## Metapopulation Modeling and Analysis

### Project Mentors

Professor Richard Rebarber (Department of Mathematics), Professor Brigitte Tenhumberg, and Eric Eager (Graduate Student, Department of Mathematics)

### Project Description

This group learned about modeling demographic stochasticity with Markov models. They also learned about density dependent deterministic models. They constructed models for a metapopulation using both approaches, and compared the predictions for each model, in order to determine the effect of demographic stochasticity on the dynamics of the metapopulation. This involved mathematical analysis and numerical simulation.

The students presented a poster on their research at the Joint Meetings in 2012.

## Discrete Modeling of Biological Systems

### Project Mentors

Professor Alan Veliz Cuba (Department of Mathematics) and Michael Uhrig (Graduate Student, Department of Mathematics)

### Project Description

The students studied a continuous model for Th-cell differentiation based on a previously published discrete model. They produced the most general (as of 2012) result about steady states of continuous of discrete models in biology. Roughly speaking, the results states that if a continuous model is "sigmoidal enough" and has the same "qualitative features" of a discrete model, then there is a one-to-one correspondence between their steady states.

The students produced code to transform a discrete model into a continuous model. The students used the code to create and analyze a new continuous model of Th-cell differentiation, and show that this continuous model does predict the three main types of Th-cells.

The students have presented this work at two conferences.

## Fractional Calculus

### Project Mentors

Professor Allan Peterson (Department of Mathematics) and Michael Holm (Graduate Student, Department of Mathematics)

### Project Description

The students studied the discrete nabla fractional calculus.
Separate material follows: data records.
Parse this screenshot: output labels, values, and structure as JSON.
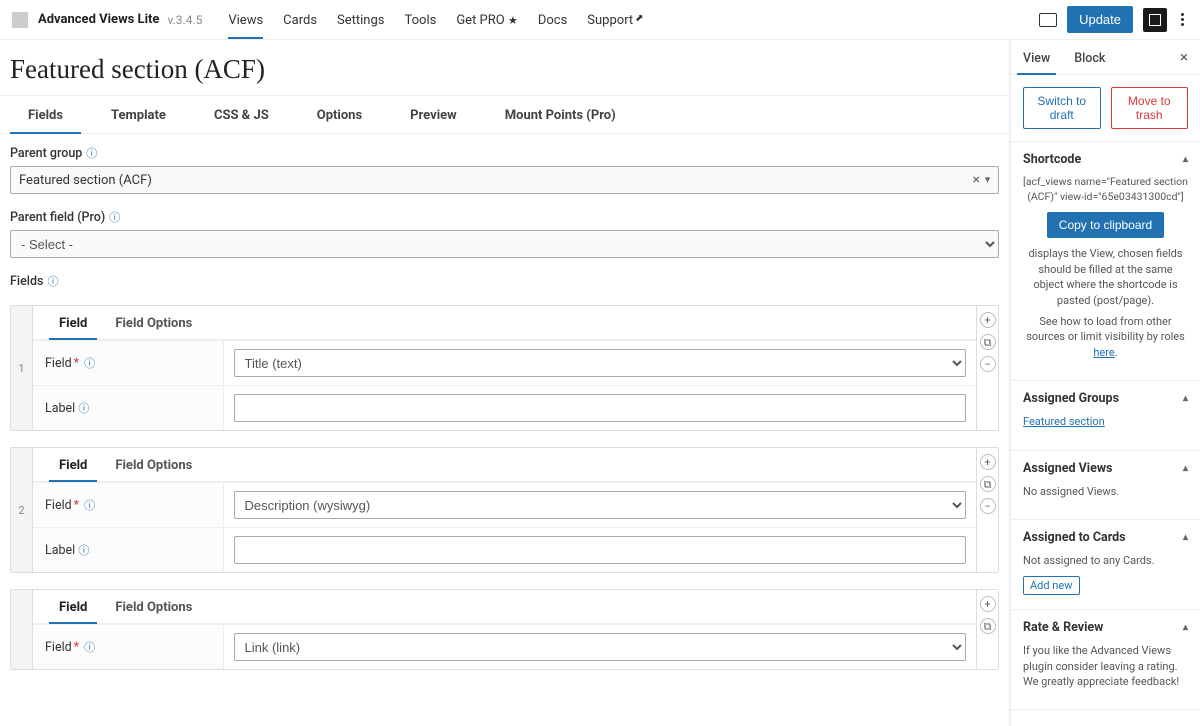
{
  "topbar": {
    "brand": "Advanced Views Lite",
    "version": "v.3.4.5",
    "nav": {
      "views": "Views",
      "cards": "Cards",
      "settings": "Settings",
      "tools": "Tools",
      "getpro": "Get PRO",
      "docs": "Docs",
      "support": "Support"
    },
    "update": "Update"
  },
  "page": {
    "title": "Featured section (ACF)"
  },
  "tabs": {
    "fields": "Fields",
    "template": "Template",
    "cssjs": "CSS & JS",
    "options": "Options",
    "preview": "Preview",
    "mount": "Mount Points (Pro)"
  },
  "pg": {
    "label": "Parent group",
    "value": "Featured section (ACF)"
  },
  "pf": {
    "label": "Parent field (Pro)",
    "value": "- Select -"
  },
  "flds": {
    "label": "Fields"
  },
  "rowtabs": {
    "field": "Field",
    "opts": "Field Options"
  },
  "rowlabels": {
    "field": "Field",
    "label": "Label"
  },
  "rows": {
    "0": {
      "num": "1",
      "field": "Title (text)",
      "label": ""
    },
    "1": {
      "num": "2",
      "field": "Description (wysiwyg)",
      "label": ""
    },
    "2": {
      "num": "",
      "field": "Link (link)",
      "label": ""
    }
  },
  "side": {
    "tab_view": "View",
    "tab_block": "Block",
    "switch_draft": "Switch to draft",
    "trash": "Move to trash",
    "sc": {
      "title": "Shortcode",
      "code": "[acf_views name=\"Featured section (ACF)\" view-id=\"65e03431300cd\"]",
      "copy": "Copy to clipboard",
      "desc": "displays the View, chosen fields should be filled at the same object where the shortcode is pasted (post/page).",
      "see_pre": "See how to load from other sources or limit visibility by roles ",
      "see_link": "here",
      "see_post": "."
    },
    "ag": {
      "title": "Assigned Groups",
      "link": "Featured section"
    },
    "av": {
      "title": "Assigned Views",
      "text": "No assigned Views."
    },
    "ac": {
      "title": "Assigned to Cards",
      "text": "Not assigned to any Cards.",
      "add": "Add new"
    },
    "rr": {
      "title": "Rate & Review",
      "text": "If you like the Advanced Views plugin consider leaving a rating. We greatly appreciate feedback!"
    }
  }
}
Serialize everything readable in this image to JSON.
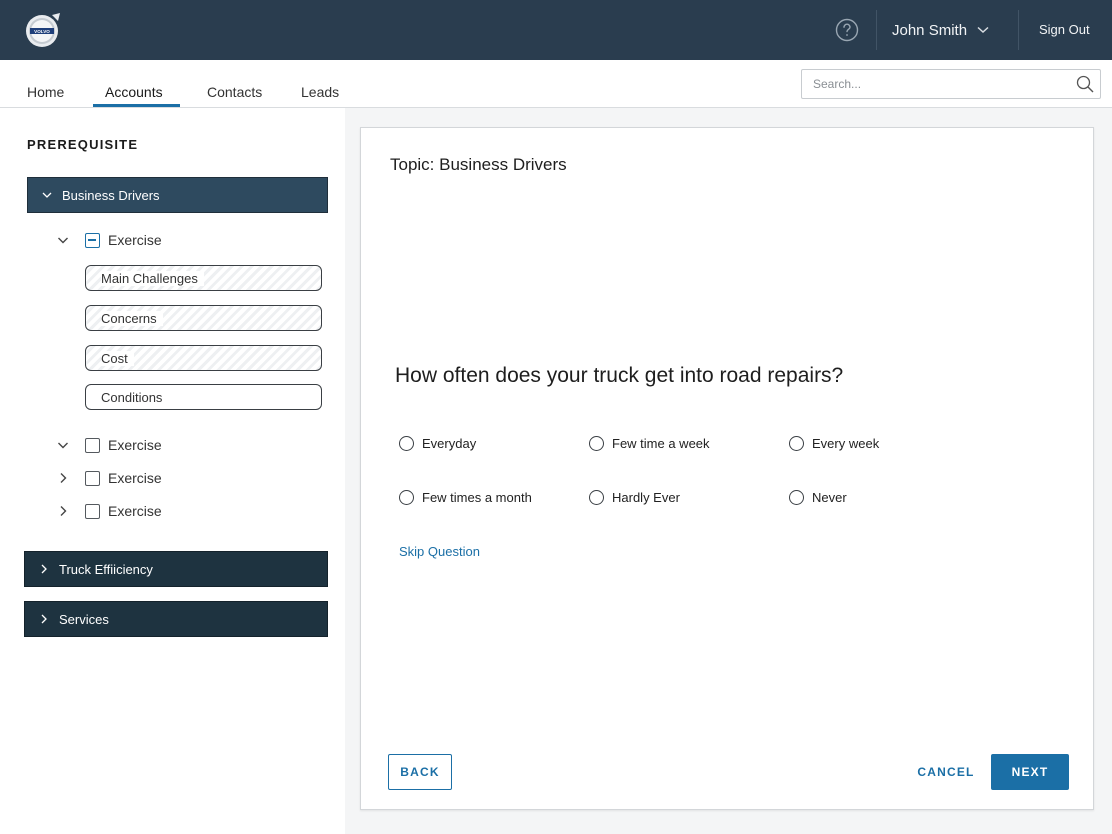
{
  "header": {
    "logo_icon": "volvo-logo-icon",
    "help_icon": "question-circle-icon",
    "user_name": "John Smith",
    "sign_out": "Sign Out"
  },
  "nav": {
    "tabs": [
      {
        "label": "Home",
        "active": false
      },
      {
        "label": "Accounts",
        "active": true
      },
      {
        "label": "Contacts",
        "active": false
      },
      {
        "label": "Leads",
        "active": false
      }
    ],
    "search_placeholder": "Search..."
  },
  "sidebar": {
    "title": "PREREQUISITE",
    "sections": [
      {
        "label": "Business Drivers",
        "expanded": true
      },
      {
        "label": "Truck Effiiciency",
        "expanded": false
      },
      {
        "label": "Services",
        "expanded": false
      }
    ],
    "exercises": [
      {
        "label": "Exercise",
        "expanded": true,
        "state": "indeterminate"
      },
      {
        "label": "Exercise",
        "expanded": true,
        "state": "unchecked"
      },
      {
        "label": "Exercise",
        "expanded": false,
        "state": "unchecked"
      },
      {
        "label": "Exercise",
        "expanded": false,
        "state": "unchecked"
      }
    ],
    "sub_items": [
      {
        "label": "Main Challenges",
        "status": "in-progress"
      },
      {
        "label": "Concerns",
        "status": "in-progress"
      },
      {
        "label": "Cost",
        "status": "in-progress"
      },
      {
        "label": "Conditions",
        "status": "not-started"
      }
    ]
  },
  "main": {
    "topic": "Topic: Business Drivers",
    "question": "How often does your truck get into road repairs?",
    "options": [
      "Everyday",
      "Few time a week",
      "Every week",
      "Few times a month",
      "Hardly Ever",
      "Never"
    ],
    "skip_label": "Skip Question",
    "back_label": "BACK",
    "cancel_label": "CANCEL",
    "next_label": "NEXT"
  },
  "colors": {
    "header_bg": "#2a3d4f",
    "accent": "#1b6fa6",
    "section_active": "#2e4a5f",
    "section_collapsed": "#1e3340"
  }
}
They defined the appropriate Laplace transformation and proved results for this Laplace transform. Included in these results are the formulas for the Laplace transforms of the fractional nabla differences of a function.

They used their results to verify laws concerning the composition of different order fractional derivatives and prove a generalized power rule. They also showed how their results can be used to solve fractional differential equations. Furthermore, they also defined the nabla fractional Taylor monomials, and found the discrete nabla Laplace transform of the discrete three-parameter nabla Mittag--Leffler function. They used these results to develop important variations of constants formulas for initial value problems for a fractional difference equation.

They presented a poster at the Joint Meetings in 2011.